Source data –

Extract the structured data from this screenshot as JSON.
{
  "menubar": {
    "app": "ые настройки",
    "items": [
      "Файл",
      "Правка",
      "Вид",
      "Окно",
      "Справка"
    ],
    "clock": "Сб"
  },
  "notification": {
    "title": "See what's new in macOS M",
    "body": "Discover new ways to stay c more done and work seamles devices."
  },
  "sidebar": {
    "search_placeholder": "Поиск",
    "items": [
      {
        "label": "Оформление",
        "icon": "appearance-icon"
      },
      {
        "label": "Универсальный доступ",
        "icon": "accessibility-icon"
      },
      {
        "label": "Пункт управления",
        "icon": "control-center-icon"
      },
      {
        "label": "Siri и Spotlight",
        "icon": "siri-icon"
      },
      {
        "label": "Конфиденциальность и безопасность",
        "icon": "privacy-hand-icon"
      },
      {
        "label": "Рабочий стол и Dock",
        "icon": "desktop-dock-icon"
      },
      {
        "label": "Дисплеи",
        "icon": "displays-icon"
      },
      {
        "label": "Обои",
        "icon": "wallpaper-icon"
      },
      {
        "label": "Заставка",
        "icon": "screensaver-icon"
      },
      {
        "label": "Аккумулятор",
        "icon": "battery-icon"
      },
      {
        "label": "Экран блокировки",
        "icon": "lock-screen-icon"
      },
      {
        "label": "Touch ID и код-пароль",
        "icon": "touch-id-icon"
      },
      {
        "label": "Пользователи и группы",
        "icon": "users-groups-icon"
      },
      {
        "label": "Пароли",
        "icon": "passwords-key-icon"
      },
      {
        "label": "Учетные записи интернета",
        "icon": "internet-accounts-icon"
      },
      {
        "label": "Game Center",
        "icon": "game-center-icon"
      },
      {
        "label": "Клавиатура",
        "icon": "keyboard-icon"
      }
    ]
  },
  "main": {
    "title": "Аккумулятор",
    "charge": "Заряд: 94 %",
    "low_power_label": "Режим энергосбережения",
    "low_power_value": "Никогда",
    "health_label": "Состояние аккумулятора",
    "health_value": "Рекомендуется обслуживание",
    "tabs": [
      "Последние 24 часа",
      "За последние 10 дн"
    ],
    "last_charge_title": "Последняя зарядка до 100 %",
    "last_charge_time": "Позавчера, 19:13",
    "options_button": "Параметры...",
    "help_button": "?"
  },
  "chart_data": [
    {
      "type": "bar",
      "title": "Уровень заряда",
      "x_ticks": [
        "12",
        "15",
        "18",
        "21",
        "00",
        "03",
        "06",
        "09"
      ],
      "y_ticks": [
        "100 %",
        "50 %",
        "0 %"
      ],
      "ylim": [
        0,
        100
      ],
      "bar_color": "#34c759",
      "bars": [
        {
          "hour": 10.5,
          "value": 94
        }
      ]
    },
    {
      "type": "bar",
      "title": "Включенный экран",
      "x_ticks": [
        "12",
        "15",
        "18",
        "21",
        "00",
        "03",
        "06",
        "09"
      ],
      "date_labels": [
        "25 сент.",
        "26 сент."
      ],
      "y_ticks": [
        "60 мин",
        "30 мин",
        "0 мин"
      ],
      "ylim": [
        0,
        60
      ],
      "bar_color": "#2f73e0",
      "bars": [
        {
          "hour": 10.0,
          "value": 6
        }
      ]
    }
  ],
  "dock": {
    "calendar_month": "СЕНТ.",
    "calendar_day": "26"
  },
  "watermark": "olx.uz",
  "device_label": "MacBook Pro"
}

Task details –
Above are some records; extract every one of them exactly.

The completed task –
Extract the structured data from this screenshot as JSON.
{
  "menubar": {
    "app": "ые настройки",
    "items": [
      "Файл",
      "Правка",
      "Вид",
      "Окно",
      "Справка"
    ],
    "clock": "Сб"
  },
  "notification": {
    "title": "See what's new in macOS M",
    "body": "Discover new ways to stay c more done and work seamles devices."
  },
  "sidebar": {
    "search_placeholder": "Поиск",
    "items": [
      {
        "label": "Оформление",
        "icon": "appearance-icon"
      },
      {
        "label": "Универсальный доступ",
        "icon": "accessibility-icon"
      },
      {
        "label": "Пункт управления",
        "icon": "control-center-icon"
      },
      {
        "label": "Siri и Spotlight",
        "icon": "siri-icon"
      },
      {
        "label": "Конфиденциальность и безопасность",
        "icon": "privacy-hand-icon"
      },
      {
        "label": "Рабочий стол и Dock",
        "icon": "desktop-dock-icon"
      },
      {
        "label": "Дисплеи",
        "icon": "displays-icon"
      },
      {
        "label": "Обои",
        "icon": "wallpaper-icon"
      },
      {
        "label": "Заставка",
        "icon": "screensaver-icon"
      },
      {
        "label": "Аккумулятор",
        "icon": "battery-icon"
      },
      {
        "label": "Экран блокировки",
        "icon": "lock-screen-icon"
      },
      {
        "label": "Touch ID и код-пароль",
        "icon": "touch-id-icon"
      },
      {
        "label": "Пользователи и группы",
        "icon": "users-groups-icon"
      },
      {
        "label": "Пароли",
        "icon": "passwords-key-icon"
      },
      {
        "label": "Учетные записи интернета",
        "icon": "internet-accounts-icon"
      },
      {
        "label": "Game Center",
        "icon": "game-center-icon"
      },
      {
        "label": "Клавиатура",
        "icon": "keyboard-icon"
      }
    ]
  },
  "main": {
    "title": "Аккумулятор",
    "charge": "Заряд: 94 %",
    "low_power_label": "Режим энергосбережения",
    "low_power_value": "Никогда",
    "health_label": "Состояние аккумулятора",
    "health_value": "Рекомендуется обслуживание",
    "tabs": [
      "Последние 24 часа",
      "За последние 10 дн"
    ],
    "last_charge_title": "Последняя зарядка до 100 %",
    "last_charge_time": "Позавчера, 19:13",
    "options_button": "Параметры...",
    "help_button": "?"
  },
  "chart_data": [
    {
      "type": "bar",
      "title": "Уровень заряда",
      "x_ticks": [
        "12",
        "15",
        "18",
        "21",
        "00",
        "03",
        "06",
        "09"
      ],
      "y_ticks": [
        "100 %",
        "50 %",
        "0 %"
      ],
      "ylim": [
        0,
        100
      ],
      "bar_color": "#34c759",
      "bars": [
        {
          "hour": 10.5,
          "value": 94
        }
      ]
    },
    {
      "type": "bar",
      "title": "Включенный экран",
      "x_ticks": [
        "12",
        "15",
        "18",
        "21",
        "00",
        "03",
        "06",
        "09"
      ],
      "date_labels": [
        "25 сент.",
        "26 сент."
      ],
      "y_ticks": [
        "60 мин",
        "30 мин",
        "0 мин"
      ],
      "ylim": [
        0,
        60
      ],
      "bar_color": "#2f73e0",
      "bars": [
        {
          "hour": 10.0,
          "value": 6
        }
      ]
    }
  ],
  "dock": {
    "calendar_month": "СЕНТ.",
    "calendar_day": "26"
  },
  "watermark": "olx.uz",
  "device_label": "MacBook Pro"
}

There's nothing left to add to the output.